The pounding stunned the cocky tabby, giving Leonard the opening he needed. He leaped upon the next closest cat, tearing into its side with his deadly sharp claws. He easily transitioned into a strike to the front legs, causing the cat to lose and fall forward. Taking hold with his fangs, Leonard lifted the tabby and flung his unconscious form across the slick asphalt. No sooner did he do that then he was bull-rushed by the other tabby. Leonard was sent sprawling from the powerful strike. The surprise assault gave the larger cat time to get back on its feet and join the other tabby already engaging Leonard. Trying to regain his footing while fighting at the same time, Leonard swung his paw at the face of the oncoming cat, sending it rearing backward. The precious seconds he gained gave him just enough time to side step the large and ferocious feline charging him headlong.

The two attackers regrouped and began to slowly stalk around Leonard with clearly malicious intent. The fact that it was hard to get his footing on the wet black-top was only icing on the cake. Once more, his tactic of "Separate and Annihilate" would be useless now, since the tabbies had witnessed it first hand; the tabbies were stuck together like glue. Leonard did not express his distress, however. He knew half the battle was psychological. His calm composure would be unusual to the alley cats since they were used to seeing the fear in the eyes of their victims. This strange behavior would unnerve them, which led Leonard to do something even more unexpected.

The best defense is a good offense after all. With all the speed he could muster, Leonard charged the two cats. The speed and the growling made the tabbies hesitate, which was their fatal mistake. He was between the two cats in the blink of an eye, slashing the front inner leg of the larger one; knock it over. The other cat had jumped in surprise, and was back-pedaling away from the sudden assault. Leonard leaped as high as he could, bridging the gap and coming down like a furry lightning bolt on to the cat's back. Fur flew, as Leonard began to hack and slash away at his opponent. The cat tried to shake the small bundle of feline fury off his back but to no avail. Eventually, the cat succumbed to wounds delivered from the furious melee and fell over unconscious. He would live, but the scars and bald patches he carried would be a constant reminder of the consequences of reckless stupidity.

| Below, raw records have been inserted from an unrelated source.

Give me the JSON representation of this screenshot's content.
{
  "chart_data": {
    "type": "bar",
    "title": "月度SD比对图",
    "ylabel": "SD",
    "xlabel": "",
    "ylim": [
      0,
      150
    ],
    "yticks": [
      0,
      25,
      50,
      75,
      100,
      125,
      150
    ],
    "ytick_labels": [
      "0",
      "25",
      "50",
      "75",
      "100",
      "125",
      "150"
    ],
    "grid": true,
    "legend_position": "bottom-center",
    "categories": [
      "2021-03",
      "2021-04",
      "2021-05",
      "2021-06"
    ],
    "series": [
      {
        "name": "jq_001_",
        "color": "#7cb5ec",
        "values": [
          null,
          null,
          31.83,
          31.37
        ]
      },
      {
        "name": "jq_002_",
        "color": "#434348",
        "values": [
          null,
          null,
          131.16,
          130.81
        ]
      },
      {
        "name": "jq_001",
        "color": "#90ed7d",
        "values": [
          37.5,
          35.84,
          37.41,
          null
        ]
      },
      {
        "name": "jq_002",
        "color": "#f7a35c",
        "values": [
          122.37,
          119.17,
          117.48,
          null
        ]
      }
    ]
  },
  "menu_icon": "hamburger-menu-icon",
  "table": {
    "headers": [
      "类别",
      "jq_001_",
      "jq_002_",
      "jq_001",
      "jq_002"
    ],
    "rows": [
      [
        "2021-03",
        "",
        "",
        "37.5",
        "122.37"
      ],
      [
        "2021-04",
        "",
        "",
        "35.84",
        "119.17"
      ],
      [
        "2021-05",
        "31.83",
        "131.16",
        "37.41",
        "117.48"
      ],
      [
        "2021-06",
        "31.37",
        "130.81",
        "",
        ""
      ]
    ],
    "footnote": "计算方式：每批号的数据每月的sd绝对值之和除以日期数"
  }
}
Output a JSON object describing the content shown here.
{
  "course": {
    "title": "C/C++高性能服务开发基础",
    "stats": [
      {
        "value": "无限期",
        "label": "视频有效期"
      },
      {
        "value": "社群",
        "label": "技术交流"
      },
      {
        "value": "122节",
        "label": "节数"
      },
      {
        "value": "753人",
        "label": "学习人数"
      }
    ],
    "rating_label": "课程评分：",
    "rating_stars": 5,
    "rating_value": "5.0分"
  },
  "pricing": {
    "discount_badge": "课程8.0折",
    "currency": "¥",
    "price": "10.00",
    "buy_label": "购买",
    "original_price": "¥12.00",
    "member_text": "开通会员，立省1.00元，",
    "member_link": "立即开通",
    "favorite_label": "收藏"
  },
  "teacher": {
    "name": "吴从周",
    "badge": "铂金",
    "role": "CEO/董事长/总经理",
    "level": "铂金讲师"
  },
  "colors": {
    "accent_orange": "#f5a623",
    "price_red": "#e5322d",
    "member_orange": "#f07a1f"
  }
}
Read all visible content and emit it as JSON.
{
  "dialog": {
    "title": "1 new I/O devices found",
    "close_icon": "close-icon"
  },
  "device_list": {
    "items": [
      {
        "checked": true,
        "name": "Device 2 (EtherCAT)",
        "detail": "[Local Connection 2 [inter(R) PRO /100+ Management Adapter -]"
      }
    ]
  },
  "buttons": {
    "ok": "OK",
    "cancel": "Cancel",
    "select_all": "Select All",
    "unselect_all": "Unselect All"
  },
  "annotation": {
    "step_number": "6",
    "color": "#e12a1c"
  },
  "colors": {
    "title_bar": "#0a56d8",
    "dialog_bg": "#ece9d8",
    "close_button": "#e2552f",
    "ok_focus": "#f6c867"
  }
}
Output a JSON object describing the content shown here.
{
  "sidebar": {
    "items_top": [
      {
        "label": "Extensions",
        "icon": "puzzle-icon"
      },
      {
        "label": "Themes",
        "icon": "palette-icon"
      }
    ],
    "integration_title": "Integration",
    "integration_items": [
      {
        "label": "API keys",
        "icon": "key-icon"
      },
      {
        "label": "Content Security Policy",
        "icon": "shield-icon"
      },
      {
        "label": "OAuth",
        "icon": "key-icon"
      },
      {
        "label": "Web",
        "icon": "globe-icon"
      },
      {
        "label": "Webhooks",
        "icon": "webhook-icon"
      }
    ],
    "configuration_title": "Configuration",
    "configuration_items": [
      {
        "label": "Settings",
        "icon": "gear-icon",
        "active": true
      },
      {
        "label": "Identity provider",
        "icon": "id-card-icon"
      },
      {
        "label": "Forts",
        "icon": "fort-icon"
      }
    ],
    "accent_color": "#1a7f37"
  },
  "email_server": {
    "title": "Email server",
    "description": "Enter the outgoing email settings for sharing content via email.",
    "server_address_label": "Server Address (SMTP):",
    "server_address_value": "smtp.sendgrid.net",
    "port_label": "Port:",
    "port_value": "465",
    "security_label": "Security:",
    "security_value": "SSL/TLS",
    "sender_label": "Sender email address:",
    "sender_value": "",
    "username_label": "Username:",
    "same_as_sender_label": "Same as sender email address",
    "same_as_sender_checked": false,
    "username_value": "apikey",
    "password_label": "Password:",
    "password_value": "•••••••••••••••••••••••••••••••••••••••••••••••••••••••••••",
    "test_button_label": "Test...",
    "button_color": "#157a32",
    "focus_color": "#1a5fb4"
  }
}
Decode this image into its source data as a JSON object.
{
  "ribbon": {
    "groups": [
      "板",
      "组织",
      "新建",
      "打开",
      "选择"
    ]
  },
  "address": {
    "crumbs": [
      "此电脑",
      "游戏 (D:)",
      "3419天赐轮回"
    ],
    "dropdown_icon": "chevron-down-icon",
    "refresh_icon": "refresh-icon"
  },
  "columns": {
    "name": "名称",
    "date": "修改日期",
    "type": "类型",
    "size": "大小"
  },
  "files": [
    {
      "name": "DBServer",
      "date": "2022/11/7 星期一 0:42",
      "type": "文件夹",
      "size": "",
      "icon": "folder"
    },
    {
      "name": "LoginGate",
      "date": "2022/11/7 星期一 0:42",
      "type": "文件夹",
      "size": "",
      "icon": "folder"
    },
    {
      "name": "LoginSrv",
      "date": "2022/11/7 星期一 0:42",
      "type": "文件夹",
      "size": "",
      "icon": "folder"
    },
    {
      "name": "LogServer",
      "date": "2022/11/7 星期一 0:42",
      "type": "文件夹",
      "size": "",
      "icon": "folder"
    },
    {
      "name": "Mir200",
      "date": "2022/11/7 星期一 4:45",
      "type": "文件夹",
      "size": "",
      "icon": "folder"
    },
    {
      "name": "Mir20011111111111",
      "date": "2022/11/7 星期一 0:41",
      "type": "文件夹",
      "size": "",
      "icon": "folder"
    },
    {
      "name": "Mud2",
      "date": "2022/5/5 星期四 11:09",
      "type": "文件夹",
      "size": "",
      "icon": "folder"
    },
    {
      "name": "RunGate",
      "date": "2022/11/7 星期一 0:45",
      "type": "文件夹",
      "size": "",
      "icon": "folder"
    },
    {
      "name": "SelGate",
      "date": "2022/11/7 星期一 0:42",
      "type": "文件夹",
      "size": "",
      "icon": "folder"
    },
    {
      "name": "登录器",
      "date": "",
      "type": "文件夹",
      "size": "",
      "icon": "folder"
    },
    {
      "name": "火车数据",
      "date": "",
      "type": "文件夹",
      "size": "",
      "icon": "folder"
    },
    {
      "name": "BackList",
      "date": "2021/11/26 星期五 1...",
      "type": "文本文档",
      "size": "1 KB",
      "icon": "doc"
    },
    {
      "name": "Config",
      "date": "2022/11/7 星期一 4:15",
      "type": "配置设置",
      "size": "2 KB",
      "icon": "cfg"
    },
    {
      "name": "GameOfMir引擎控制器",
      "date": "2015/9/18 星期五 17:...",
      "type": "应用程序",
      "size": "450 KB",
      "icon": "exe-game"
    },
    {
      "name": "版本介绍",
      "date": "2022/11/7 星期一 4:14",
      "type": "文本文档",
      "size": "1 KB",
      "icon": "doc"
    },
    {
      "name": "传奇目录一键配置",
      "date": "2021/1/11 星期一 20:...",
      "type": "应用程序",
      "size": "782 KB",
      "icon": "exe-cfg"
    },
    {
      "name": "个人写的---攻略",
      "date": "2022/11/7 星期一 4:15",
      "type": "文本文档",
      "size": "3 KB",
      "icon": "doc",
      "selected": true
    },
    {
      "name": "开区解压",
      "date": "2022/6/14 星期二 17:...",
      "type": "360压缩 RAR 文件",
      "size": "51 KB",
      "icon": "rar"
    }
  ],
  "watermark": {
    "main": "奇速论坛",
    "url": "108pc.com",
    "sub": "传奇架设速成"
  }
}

Leonard stood upon the wounded cat triumphantly, sighing deeply just before air was knocked out of his lungs. The massive paw of the large cat sent Leonard flying off the back of his wounded tabby comrade. Leonard lay in a heap several feet away hacking and coughing. "Some cats never give up." he supposed, as he regained his composure and prepared for a fresh assault. He should know; he wouldn't be around if it wasn't so.

Leonard's brilliant blue eyes stared intently as the large tabby lumbered over. He hissed defiantly in the face of his attacker, savoring the fair fight that had been denied him earlier, that had finally arrived. The large tabby didn't hesitate for a second. He rushed forward at Leonard; a tactic that would have worked, and had worked before when Leonard was distracted by another cat. Leonard easily dodged the attack choosing to use it to his advantage and bit his attacker's tail. The large cat screeched in pain and reared back on its hind legs. Leonard didn't skip a beat; he was instantly around the cat. With a great burst of strength, he threw himself at the cat, slamming it back off its hind legs and onto its back.

His attacker could not figure out what was going on. One second he was charging, the next he was on his back. Leonard put a paw on the cat's chest to pin it before it regained its senses. With his paw raised high and claws extended; he was prepared to deliver the Coup de Grace to the Tabby's unprotected throat. Just before the killing blow was struck, Leonard retracted his claws. He didn't think killing the cat was necessary. He was a warrior after all, not a cold-blooded killer. The rain came down heavy as the small Siamese stepped off the battle-field, leaving three dumbfounded cats licking their wounds. The warrior stepped out of the downpour and into the cover of the porch overhang. he laid down to rest once again, at ease knowing Battle Street was safe for another day.